> [Work order]: Among the lines of the records, please find those that contain the word "tabby" and copy them.

> [Data records]:
────────────────────────────────────────

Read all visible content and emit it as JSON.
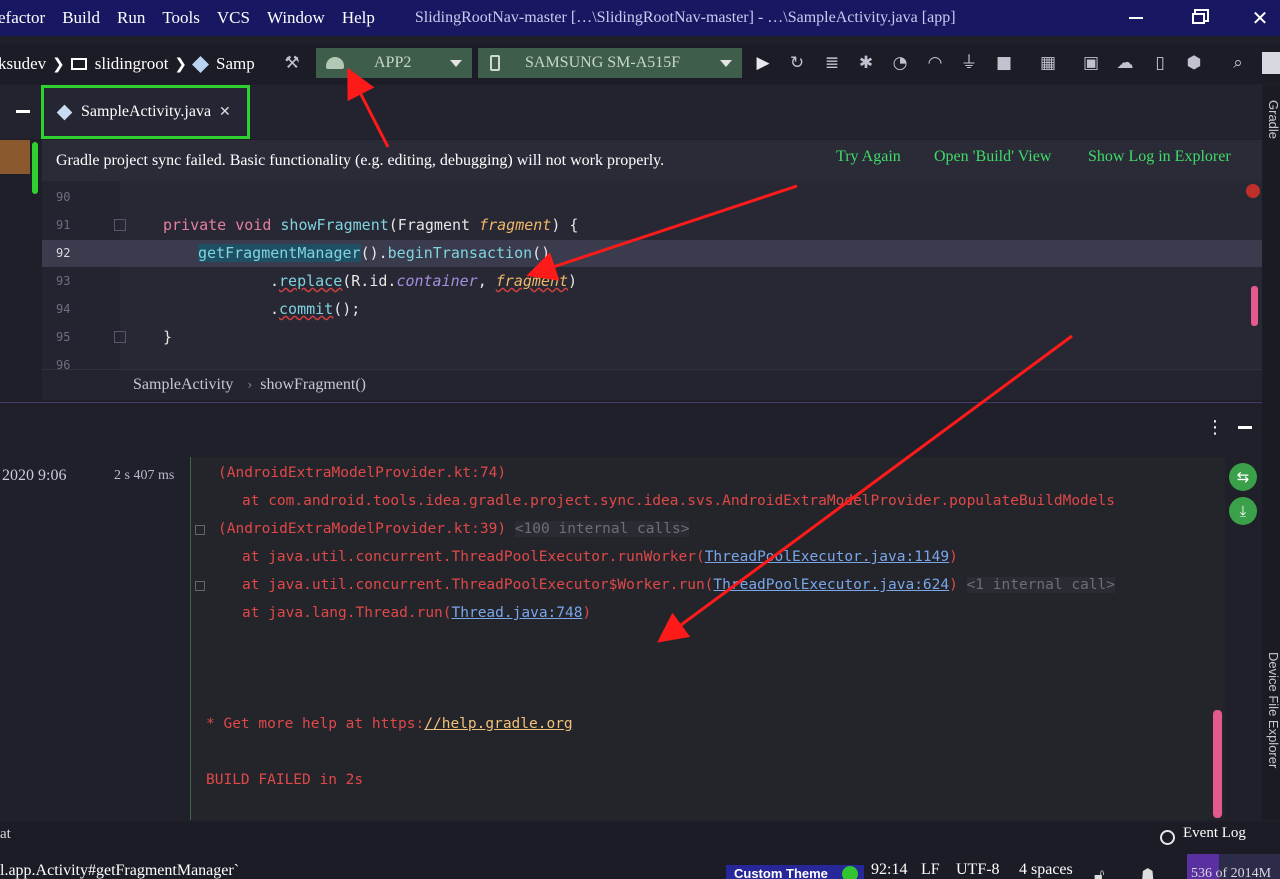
{
  "menubar": {
    "items": [
      "efactor",
      "Build",
      "Run",
      "Tools",
      "VCS",
      "Window",
      "Help"
    ],
    "title": "SlidingRootNav-master […\\SlidingRootNav-master] - …\\SampleActivity.java [app]"
  },
  "navbar": {
    "crumbs": [
      "ksudev",
      "slidingroot",
      "Samp"
    ],
    "run_config": "APP2",
    "device": "SAMSUNG SM-A515F"
  },
  "editor": {
    "tab_label": "SampleActivity.java",
    "banner": {
      "message": "Gradle project sync failed. Basic functionality (e.g. editing, debugging) will not work properly.",
      "actions": [
        "Try Again",
        "Open 'Build' View",
        "Show Log in Explorer"
      ]
    },
    "line_numbers": [
      "90",
      "91",
      "92",
      "93",
      "94",
      "95",
      "96"
    ],
    "code": {
      "l91_kw": "private void ",
      "l91_fn": "showFragment",
      "l91_a": "(Fragment ",
      "l91_param": "fragment",
      "l91_b": ") {",
      "l92_fn": "getFragmentManager",
      "l92_a": "().",
      "l92_fn2": "beginTransaction",
      "l92_b": "()",
      "l93_a": ".",
      "l93_fn": "replace",
      "l93_b": "(R.id.",
      "l93_fld": "container",
      "l93_c": ", ",
      "l93_param": "fragment",
      "l93_d": ")",
      "l94_a": ".",
      "l94_fn": "commit",
      "l94_b": "();",
      "l95": "}"
    },
    "breadcrumbs": [
      "SampleActivity",
      "showFragment()"
    ]
  },
  "build": {
    "timestamp": "2020 9:06",
    "duration": "2 s 407 ms",
    "lines": {
      "l1": "(AndroidExtraModelProvider.kt:74)",
      "l2": "at com.android.tools.idea.gradle.project.sync.idea.svs.AndroidExtraModelProvider.populateBuildModels",
      "l3": "(AndroidExtraModelProvider.kt:39)",
      "l3_dim": "<100 internal calls>",
      "l4_a": "at java.util.concurrent.ThreadPoolExecutor.runWorker(",
      "l4_link": "ThreadPoolExecutor.java:1149",
      "l4_b": ")",
      "l5_a": "at java.util.concurrent.ThreadPoolExecutor$Worker.run(",
      "l5_link": "ThreadPoolExecutor.java:624",
      "l5_b": ")",
      "l5_dim": "<1 internal call>",
      "l6_a": "at java.lang.Thread.run(",
      "l6_link": "Thread.java:748",
      "l6_b": ")",
      "help_a": "* Get more help at https:",
      "help_link": "//help.gradle.org",
      "failed": "BUILD FAILED in 2s"
    }
  },
  "right_stripe": {
    "top_label": "Gradle",
    "bottom_label": "Device File Explorer"
  },
  "statusbar": {
    "left_top": "at",
    "left_bottom": "l.app.Activity#getFragmentManager`",
    "event_log": "Event Log",
    "theme": "Custom Theme",
    "position": "92:14",
    "line_sep": "LF",
    "encoding": "UTF-8",
    "indent": "4 spaces",
    "memory": "536 of 2014M"
  },
  "colors": {
    "menubar": "#171762",
    "accent_green": "#2fd12f",
    "error_red": "#e04848",
    "annotation_arrow": "#ff1a1a"
  }
}
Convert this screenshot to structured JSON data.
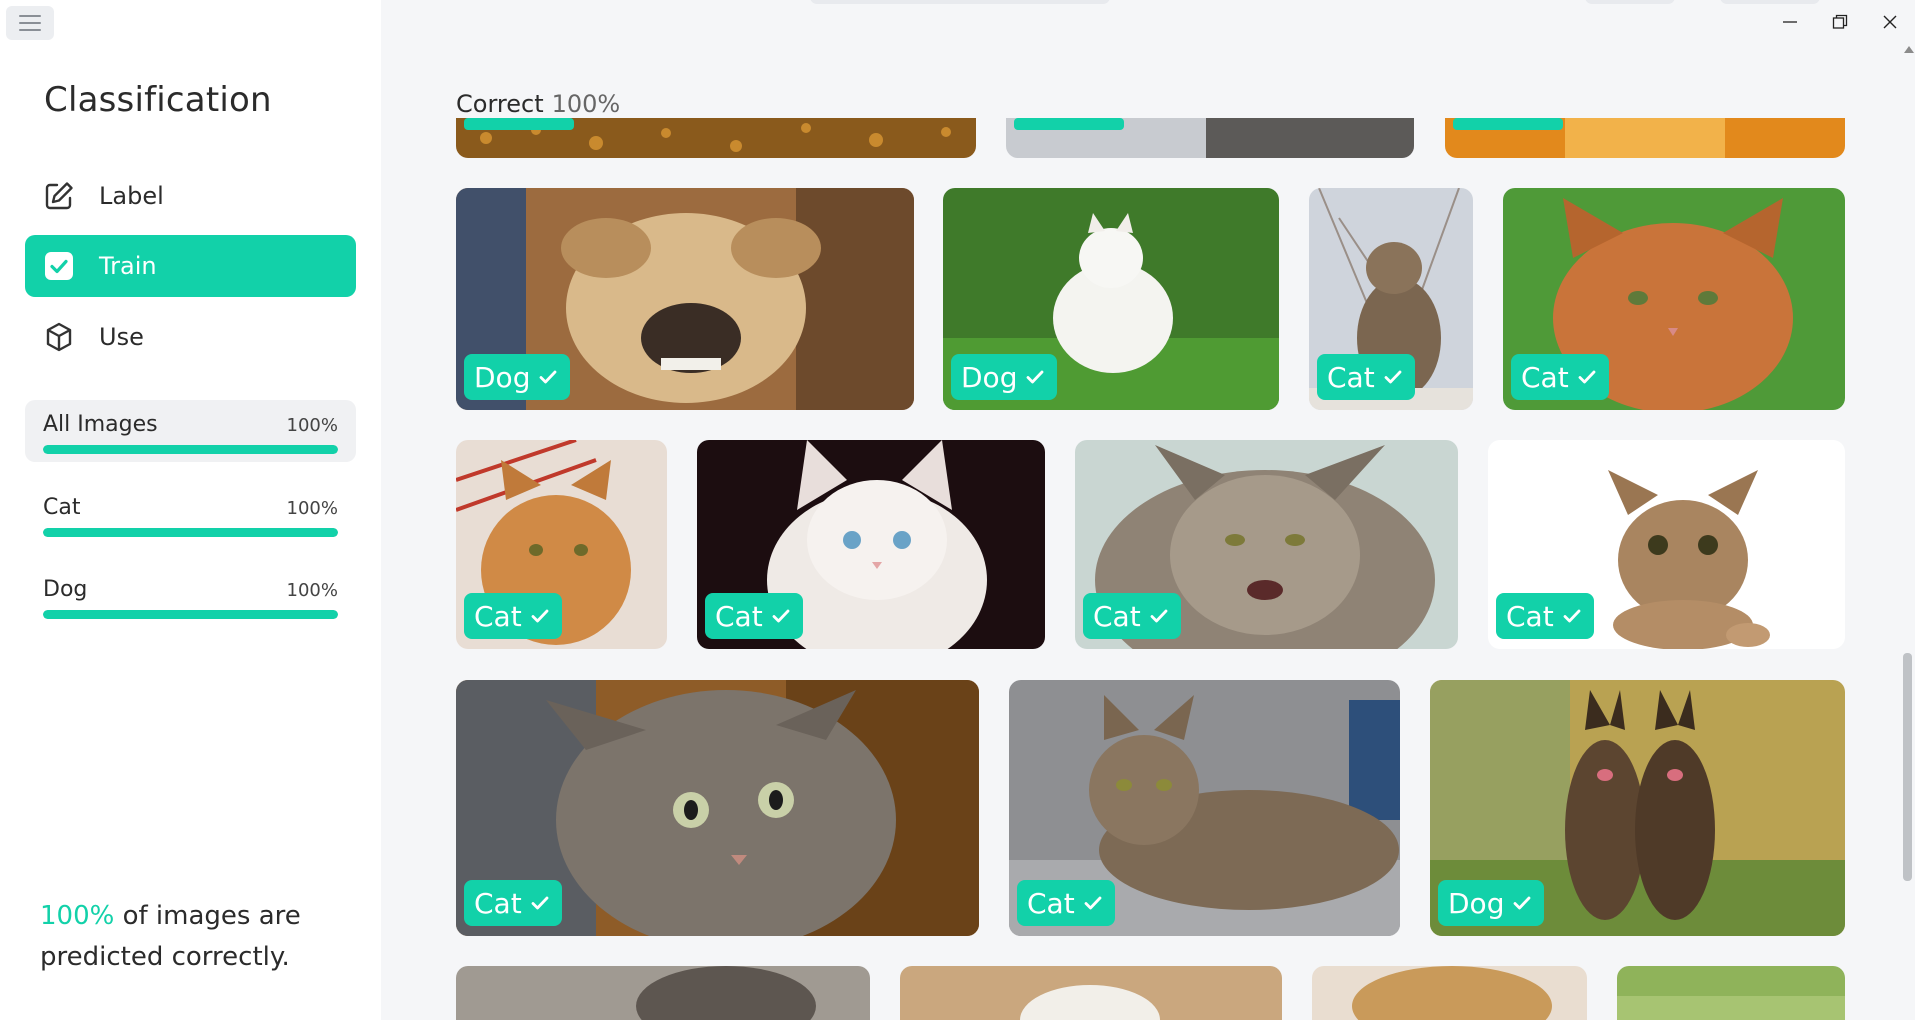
{
  "sidebar": {
    "title": "Classification",
    "nav": [
      {
        "label": "Label",
        "icon": "edit-icon",
        "active": false
      },
      {
        "label": "Train",
        "icon": "checkbox-icon",
        "active": true
      },
      {
        "label": "Use",
        "icon": "cube-icon",
        "active": false
      }
    ],
    "stats": [
      {
        "name": "All Images",
        "percent": "100%",
        "progress": 1.0
      },
      {
        "name": "Cat",
        "percent": "100%",
        "progress": 1.0
      },
      {
        "name": "Dog",
        "percent": "100%",
        "progress": 1.0
      }
    ],
    "summary": {
      "accent": "100%",
      "rest": "of images are predicted correctly."
    }
  },
  "main": {
    "header_label": "Correct",
    "header_pct": "100%",
    "images": [
      {
        "label": "Dog",
        "subject": "small tan dog snarling",
        "correct": true
      },
      {
        "label": "Dog",
        "subject": "white terrier on grass",
        "correct": true
      },
      {
        "label": "Cat",
        "subject": "tabby cat sitting",
        "correct": true
      },
      {
        "label": "Cat",
        "subject": "orange cat on green",
        "correct": true
      },
      {
        "label": "Cat",
        "subject": "orange cat",
        "correct": true
      },
      {
        "label": "Cat",
        "subject": "white kitten on dark",
        "correct": true
      },
      {
        "label": "Cat",
        "subject": "long-haired grumpy cat",
        "correct": true
      },
      {
        "label": "Cat",
        "subject": "tabby cat on white",
        "correct": true
      },
      {
        "label": "Cat",
        "subject": "tabby kitten close-up",
        "correct": true
      },
      {
        "label": "Cat",
        "subject": "tabby cat lying on sofa",
        "correct": true
      },
      {
        "label": "Dog",
        "subject": "two shepherd dogs",
        "correct": true
      }
    ]
  },
  "colors": {
    "accent": "#12d1a9",
    "background": "#f5f6f8",
    "sidebar": "#ffffff"
  }
}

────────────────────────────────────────

> [Response to this exercise]:
        "subject": "tabby cat sitting",
        "subject": "tabby cat on white",
        "subject": "tabby kitten close-up",
        "subject": "tabby cat lying on sofa",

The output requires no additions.